I was standing in a beautiful little churchyard a couple of weeks ago, having found a lovely spot for a bride and groom portrait. While the bride and groom positioned themselves a guest came up and took a picture of them and then said to me:
“I hope you don’t mind. At the last wedding I took a photo and the wedding photographer told me off!”
This left me flabbergasted, I felt the need to apologise on behalf of all wedding photographers. Apart from the rudeness, no photographer has exclusive rights to the happy couple. A wedding is a time for friends and family and it’s only natural, especially in the digital age for everyone to take photographs, why wouldn’t they?
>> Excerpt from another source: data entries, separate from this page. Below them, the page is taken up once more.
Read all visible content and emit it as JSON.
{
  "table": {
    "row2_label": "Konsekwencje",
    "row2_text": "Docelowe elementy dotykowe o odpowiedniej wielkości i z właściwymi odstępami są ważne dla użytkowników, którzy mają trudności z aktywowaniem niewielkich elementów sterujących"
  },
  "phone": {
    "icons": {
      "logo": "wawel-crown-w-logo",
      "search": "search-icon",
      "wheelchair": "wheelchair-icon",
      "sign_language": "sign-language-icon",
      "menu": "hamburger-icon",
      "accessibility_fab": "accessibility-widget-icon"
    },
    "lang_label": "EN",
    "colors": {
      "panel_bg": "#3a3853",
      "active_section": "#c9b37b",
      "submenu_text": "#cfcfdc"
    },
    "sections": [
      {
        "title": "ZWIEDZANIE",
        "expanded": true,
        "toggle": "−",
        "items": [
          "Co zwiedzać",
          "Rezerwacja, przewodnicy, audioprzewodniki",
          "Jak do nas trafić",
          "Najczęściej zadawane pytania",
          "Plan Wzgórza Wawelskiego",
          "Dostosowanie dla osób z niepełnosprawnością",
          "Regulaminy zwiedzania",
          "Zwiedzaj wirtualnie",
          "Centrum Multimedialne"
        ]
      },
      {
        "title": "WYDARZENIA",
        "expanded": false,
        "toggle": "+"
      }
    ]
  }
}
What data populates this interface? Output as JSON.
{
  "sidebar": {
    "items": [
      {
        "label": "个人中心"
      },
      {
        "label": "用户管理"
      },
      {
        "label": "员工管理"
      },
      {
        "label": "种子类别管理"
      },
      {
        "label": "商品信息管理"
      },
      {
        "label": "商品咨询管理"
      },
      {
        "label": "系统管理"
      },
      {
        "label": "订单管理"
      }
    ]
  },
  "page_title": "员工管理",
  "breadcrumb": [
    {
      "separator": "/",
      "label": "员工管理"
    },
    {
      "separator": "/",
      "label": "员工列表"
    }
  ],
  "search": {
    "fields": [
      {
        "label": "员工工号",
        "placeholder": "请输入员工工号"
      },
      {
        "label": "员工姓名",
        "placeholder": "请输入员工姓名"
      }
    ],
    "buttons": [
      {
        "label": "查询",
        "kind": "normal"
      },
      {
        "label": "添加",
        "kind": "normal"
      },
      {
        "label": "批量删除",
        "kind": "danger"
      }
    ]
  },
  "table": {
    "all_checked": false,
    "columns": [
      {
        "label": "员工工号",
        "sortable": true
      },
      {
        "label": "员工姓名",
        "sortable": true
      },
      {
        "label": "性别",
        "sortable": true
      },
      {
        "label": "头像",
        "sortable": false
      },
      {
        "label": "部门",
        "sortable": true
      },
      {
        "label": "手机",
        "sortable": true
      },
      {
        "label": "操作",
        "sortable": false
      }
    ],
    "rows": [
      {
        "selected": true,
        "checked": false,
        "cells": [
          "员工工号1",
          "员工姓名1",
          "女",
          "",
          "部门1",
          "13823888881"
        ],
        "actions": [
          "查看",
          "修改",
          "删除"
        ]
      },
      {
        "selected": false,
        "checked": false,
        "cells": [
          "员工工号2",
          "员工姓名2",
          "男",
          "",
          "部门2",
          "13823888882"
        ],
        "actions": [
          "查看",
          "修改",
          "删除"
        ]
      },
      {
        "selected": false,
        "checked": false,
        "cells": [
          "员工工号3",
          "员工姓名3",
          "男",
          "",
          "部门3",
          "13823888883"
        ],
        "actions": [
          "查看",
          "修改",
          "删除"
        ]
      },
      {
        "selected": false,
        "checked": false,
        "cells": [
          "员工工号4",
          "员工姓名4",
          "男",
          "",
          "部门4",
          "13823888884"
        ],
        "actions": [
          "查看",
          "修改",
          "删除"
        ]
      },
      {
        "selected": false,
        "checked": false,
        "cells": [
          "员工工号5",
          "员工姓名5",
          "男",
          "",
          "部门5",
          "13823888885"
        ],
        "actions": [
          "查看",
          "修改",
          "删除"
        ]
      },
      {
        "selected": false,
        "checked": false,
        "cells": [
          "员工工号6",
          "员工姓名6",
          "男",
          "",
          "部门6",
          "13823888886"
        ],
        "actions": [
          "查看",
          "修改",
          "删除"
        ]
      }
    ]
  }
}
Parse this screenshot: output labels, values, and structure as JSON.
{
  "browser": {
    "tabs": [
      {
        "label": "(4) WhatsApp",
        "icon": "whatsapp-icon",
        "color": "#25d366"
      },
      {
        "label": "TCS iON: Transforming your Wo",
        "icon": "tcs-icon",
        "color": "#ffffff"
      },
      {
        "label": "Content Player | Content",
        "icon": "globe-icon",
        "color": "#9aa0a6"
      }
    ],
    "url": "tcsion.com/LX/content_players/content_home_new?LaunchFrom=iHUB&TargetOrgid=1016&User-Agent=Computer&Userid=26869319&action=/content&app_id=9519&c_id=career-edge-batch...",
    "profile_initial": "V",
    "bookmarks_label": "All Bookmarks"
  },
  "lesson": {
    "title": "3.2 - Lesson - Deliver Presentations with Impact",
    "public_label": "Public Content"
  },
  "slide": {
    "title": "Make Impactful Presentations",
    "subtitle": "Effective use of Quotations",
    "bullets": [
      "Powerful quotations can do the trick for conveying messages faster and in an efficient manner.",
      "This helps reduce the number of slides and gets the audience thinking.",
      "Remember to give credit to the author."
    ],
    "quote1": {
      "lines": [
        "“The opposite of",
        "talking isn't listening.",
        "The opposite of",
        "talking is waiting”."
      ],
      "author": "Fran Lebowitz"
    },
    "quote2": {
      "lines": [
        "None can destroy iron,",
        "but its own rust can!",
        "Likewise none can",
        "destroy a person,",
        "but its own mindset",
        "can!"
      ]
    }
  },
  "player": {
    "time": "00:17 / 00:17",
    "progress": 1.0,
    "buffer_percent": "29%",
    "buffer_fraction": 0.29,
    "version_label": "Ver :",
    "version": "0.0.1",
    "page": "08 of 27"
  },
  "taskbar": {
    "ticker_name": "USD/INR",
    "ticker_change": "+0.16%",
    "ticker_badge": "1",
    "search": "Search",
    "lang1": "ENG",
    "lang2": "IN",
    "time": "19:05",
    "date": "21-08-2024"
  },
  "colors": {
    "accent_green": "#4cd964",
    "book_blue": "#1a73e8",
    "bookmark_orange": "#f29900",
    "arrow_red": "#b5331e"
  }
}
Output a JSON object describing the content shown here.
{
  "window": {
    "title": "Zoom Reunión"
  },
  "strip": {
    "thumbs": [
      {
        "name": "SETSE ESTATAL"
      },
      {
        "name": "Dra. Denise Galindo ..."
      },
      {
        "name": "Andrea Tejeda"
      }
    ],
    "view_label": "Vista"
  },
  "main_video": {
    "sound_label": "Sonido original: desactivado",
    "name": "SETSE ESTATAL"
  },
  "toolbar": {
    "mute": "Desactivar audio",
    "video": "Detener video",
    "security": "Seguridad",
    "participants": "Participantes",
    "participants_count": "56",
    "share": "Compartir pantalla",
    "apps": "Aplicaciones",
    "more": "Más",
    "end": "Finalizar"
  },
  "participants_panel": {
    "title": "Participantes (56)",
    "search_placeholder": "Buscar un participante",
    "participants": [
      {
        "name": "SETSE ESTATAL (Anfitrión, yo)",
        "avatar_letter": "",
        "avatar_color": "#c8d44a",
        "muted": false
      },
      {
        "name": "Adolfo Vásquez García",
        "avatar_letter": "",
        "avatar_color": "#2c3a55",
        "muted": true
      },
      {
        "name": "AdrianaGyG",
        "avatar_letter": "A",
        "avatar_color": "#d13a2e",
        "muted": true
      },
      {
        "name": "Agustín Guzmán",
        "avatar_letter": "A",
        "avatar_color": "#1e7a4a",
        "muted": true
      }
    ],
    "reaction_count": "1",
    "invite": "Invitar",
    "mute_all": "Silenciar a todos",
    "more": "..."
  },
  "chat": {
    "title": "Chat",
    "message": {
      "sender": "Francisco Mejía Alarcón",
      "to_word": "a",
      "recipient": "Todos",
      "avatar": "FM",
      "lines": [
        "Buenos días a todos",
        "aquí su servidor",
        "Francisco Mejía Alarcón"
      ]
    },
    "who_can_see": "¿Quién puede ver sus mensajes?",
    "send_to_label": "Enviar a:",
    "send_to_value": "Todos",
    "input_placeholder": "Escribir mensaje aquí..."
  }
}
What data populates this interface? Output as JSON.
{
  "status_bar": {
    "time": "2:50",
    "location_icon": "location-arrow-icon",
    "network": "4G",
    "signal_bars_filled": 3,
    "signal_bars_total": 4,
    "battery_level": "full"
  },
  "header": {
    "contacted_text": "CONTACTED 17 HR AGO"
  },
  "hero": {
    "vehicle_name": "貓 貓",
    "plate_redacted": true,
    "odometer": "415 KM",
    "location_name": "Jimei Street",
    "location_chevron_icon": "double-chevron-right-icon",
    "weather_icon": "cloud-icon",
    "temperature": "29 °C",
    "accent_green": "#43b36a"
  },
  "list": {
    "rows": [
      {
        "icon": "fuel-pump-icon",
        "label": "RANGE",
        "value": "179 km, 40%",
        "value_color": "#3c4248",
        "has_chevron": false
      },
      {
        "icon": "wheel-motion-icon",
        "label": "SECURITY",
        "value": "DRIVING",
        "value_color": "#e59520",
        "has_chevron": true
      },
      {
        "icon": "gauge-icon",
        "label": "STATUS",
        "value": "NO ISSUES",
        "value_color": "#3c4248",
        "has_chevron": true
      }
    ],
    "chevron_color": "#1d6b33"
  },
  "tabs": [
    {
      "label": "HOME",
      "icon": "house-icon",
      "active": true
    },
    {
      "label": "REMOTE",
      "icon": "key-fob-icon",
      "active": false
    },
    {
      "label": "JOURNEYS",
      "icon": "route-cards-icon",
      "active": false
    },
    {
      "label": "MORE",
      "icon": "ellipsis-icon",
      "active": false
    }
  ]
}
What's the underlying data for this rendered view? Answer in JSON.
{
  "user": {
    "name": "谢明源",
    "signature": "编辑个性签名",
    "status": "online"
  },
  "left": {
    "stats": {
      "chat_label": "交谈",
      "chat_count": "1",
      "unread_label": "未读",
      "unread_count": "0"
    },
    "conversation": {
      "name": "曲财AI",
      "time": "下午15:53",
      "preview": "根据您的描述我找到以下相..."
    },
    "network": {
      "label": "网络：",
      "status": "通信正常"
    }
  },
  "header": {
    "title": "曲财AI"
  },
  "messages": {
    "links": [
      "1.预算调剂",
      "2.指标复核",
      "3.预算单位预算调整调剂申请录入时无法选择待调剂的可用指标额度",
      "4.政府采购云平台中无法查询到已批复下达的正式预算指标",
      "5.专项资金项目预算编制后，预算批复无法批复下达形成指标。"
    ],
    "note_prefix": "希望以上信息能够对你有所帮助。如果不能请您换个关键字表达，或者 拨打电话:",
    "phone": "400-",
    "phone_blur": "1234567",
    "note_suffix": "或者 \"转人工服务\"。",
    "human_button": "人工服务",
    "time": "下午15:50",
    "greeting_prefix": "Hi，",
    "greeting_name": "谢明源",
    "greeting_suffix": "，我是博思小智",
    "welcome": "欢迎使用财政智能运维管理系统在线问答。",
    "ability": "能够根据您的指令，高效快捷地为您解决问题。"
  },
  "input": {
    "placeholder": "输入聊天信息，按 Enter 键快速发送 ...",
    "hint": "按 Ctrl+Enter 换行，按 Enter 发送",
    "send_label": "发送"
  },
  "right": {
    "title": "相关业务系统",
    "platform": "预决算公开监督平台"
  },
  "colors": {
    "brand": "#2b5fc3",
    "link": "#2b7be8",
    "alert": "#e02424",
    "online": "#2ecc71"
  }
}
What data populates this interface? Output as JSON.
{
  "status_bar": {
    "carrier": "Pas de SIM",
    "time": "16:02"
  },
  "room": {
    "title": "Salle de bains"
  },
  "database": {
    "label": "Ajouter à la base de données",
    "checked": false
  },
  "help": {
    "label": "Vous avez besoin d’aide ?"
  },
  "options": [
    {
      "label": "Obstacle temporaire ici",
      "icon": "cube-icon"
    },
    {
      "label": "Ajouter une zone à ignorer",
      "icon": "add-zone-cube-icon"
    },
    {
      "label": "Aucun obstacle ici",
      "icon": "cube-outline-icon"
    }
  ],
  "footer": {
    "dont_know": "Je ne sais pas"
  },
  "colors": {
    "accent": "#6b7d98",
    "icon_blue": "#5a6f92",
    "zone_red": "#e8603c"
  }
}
A guest at another wedding told me how he had been kept waiting for ages for a group shot, posed for it, went off to socialise and was then called back for another. Group shots can be quite difficult and some documentary style photographers refuse to do them all together. The secret is to have a list, a guest (often the best man or an usher) willing to gather people together and finally keep it quick so guests aren’t hanging around. I usually allow 20 minutes as a maximum and will have a location in mind to further cut down on time. You can read about my approach to group shots here.
To be honest as a documentary photographer I’m quite happy to observe an aunt organising a family group and photograph her whilst she does it. Reportage style wedding photography is very much about capturing people’s interaction and not dictating it.
As I discuss on my ‘how I work‘ page, my style is all about documenting your big day not running it, and certainly not being rude to your guests.